F2 racer Correa removed from coma but facing major surgery
Formula Two driver Juan Manuel Correa has been taken out of a medically-induced coma nearly three weeks after being injured in a crash that killed French racer Anthoine Hubert.
A statement issued by his family on Friday hailed "a major step in the right direction' but said the 20-year-old Ecuadorean-American was still in a race against time.
"The medical priority for Juan Manuel now shifts from the lungs to the leg injuries that were sustained more than two weeks ago and have not been addressed since the initial emergency intervention [on] the day of the incident," they said.
"Doctors are in a race against time to perform a pending major surgery in order to minimise risk of irreversible injuries to his right lower extremity but can’t proceed until lungs are ready to withstand a lengthy operation."
Hubert died when his car was hit at speed by Correa's after the French driver crashed into the barriers and returned to the track at Spa's fast Raidillon corner during the Belgian Grand Prix support race on Aug. 31.
He was the first driver fatality at a Formula One race weekend since Ayrton Senna and Roland Ratzenberger were killed at Imola in 1994.
Correa suffered a spinal injury and fractured his legs in the crash. He was transferred from Belgium to a specialised intensive care unit in London on Sept. 3.
Friday's statement said he had been removed from extracorporeal membrane oxygenation support (ECMO) and was conscious but not yet fully awake.
"Doctors report that this will take a few days due to being in induced coma for more than two weeks," they added.
"They have also stated that Juan Manuel is fragile and still vulnerable medically speaking and that he remains in the Intensive Care Unit."
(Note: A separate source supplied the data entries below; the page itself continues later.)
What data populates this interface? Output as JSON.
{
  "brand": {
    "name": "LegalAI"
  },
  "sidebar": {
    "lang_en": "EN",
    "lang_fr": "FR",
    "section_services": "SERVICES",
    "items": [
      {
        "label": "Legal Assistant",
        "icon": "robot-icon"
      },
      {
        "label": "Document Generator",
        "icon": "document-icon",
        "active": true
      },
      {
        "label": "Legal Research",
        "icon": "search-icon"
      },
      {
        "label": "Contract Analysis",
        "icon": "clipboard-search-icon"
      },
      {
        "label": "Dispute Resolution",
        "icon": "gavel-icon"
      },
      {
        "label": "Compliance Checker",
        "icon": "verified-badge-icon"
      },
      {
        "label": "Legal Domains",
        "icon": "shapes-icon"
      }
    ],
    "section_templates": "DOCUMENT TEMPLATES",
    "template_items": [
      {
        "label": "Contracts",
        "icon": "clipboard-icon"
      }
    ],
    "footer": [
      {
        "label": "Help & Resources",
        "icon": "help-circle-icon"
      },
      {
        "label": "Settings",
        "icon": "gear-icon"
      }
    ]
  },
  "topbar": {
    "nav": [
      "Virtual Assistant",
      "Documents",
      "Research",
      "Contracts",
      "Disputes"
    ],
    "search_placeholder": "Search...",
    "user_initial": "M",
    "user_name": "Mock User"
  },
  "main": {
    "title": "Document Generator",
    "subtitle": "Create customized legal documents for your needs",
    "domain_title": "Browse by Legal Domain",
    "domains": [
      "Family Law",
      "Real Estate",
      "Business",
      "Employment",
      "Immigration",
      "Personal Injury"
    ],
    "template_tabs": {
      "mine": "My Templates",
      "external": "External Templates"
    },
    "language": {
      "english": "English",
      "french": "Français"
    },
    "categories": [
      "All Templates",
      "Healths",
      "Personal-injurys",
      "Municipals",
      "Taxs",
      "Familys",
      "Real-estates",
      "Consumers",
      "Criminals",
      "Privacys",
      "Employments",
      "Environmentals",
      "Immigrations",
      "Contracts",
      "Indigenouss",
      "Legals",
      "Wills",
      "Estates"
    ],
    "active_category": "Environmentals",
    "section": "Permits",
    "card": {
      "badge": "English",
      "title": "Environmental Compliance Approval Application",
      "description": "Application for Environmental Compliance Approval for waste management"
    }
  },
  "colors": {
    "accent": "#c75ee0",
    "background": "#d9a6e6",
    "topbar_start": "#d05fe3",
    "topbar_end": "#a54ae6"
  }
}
The statement added his condition has been changed from critical to serious.